Manal El-Hrisse prays in the basement of the Mosque Foundation in southwest suburban Bridgeview. within hours of the Sept. 11 terrorist attacks, El-Hrisse said, a woman shouted at her, “I wish I had a gun. I wouldshoot you right now.” Many local Arabs say the backlash continues.
Although often portrayed as a new and foreign element, Arabs have been a part of Chicago since the first large wave of Arab immigration to the United States occurred between 1899 and 1921, according to Louise Cainkar, a fellow with the University of Illinois at Chicago’s Great Cities Institute. The vast majority came from the region known today as Lebanon, Syria, Israel and the Occupied Palestinian Territories, according to Cainkar’s study of the Chicago-area Arab community, “Meeting Community Needs, Building on Community Strengths.” Most were Syrian-Lebanese Christians, who tended to assimilate quickly into American society. Almost exclusively male, they were economically successful and brought over their families before U.S. immigration quotas took effect. Palestinian Muslims arrived as well but took a different path.

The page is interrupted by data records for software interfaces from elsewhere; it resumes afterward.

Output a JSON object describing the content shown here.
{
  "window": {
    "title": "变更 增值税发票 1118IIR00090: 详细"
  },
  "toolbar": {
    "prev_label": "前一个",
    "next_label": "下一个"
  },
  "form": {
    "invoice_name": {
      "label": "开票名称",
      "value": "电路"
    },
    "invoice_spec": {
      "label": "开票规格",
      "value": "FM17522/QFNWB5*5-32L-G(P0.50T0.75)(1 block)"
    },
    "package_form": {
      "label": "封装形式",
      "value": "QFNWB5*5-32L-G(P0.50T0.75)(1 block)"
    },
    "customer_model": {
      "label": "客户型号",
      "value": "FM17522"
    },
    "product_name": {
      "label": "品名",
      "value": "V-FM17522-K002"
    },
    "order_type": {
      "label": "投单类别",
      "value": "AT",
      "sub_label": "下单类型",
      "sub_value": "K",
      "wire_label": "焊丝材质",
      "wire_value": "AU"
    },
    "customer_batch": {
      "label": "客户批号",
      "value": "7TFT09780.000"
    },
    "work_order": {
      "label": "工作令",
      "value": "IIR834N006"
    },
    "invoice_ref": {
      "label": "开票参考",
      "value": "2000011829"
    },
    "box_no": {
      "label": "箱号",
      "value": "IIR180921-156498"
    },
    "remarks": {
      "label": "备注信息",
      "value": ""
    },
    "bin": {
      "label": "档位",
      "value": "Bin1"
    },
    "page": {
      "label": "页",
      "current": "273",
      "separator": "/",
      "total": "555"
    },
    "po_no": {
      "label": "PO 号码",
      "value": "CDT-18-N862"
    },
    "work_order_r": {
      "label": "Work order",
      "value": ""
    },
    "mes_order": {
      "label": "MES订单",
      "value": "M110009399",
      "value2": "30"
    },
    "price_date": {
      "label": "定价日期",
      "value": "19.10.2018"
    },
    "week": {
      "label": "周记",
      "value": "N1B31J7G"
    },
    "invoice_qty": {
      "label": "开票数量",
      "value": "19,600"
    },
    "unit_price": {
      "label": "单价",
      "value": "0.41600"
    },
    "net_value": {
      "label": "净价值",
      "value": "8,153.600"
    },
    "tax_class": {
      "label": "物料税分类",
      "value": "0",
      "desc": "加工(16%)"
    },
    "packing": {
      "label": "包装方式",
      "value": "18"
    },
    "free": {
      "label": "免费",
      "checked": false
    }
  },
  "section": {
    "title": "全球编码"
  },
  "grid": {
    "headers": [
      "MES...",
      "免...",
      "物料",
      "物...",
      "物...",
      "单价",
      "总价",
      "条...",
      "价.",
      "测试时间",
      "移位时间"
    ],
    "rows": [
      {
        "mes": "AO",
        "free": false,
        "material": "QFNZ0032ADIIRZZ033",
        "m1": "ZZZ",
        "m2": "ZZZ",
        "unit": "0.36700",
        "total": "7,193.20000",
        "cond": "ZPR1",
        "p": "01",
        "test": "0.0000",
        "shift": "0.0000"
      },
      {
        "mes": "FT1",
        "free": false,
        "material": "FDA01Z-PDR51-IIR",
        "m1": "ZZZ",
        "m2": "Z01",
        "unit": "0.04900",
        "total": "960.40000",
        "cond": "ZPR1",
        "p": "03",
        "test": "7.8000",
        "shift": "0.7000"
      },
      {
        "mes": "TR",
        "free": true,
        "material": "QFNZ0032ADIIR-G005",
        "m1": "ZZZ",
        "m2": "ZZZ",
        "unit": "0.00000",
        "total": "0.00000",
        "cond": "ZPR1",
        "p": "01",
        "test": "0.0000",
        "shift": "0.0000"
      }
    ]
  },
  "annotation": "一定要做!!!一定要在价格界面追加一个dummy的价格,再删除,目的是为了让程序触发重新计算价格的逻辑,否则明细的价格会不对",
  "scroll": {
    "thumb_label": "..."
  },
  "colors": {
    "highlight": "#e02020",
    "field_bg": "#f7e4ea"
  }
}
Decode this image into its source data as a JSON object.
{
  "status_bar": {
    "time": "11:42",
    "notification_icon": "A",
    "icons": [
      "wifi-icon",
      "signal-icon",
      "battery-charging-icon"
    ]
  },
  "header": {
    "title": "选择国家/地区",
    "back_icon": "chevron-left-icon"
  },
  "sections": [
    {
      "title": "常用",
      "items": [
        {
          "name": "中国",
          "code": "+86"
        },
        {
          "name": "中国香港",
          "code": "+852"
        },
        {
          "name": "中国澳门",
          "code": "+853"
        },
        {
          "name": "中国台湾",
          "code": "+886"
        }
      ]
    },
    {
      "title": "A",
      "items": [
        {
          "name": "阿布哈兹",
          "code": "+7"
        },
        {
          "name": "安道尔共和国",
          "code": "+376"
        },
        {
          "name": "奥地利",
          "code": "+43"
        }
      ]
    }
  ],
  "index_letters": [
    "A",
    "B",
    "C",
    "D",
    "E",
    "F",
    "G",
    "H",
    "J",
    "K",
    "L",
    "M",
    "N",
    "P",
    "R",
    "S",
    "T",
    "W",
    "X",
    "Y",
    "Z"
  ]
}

Around 6 a.m. on the morning of Aug. 5, Salim Yusef was jolted awake to pounding at the front door. “I heard voices saying, –˜Come on, open up!'” said Yusef, a 22-year-old permanent U.S. resident of Palestinian origin. He had been asleep on the living room sofa in the south suburban home he shares with his brother and sister-in-law. It was the U.S. Immigration and Naturalization Service.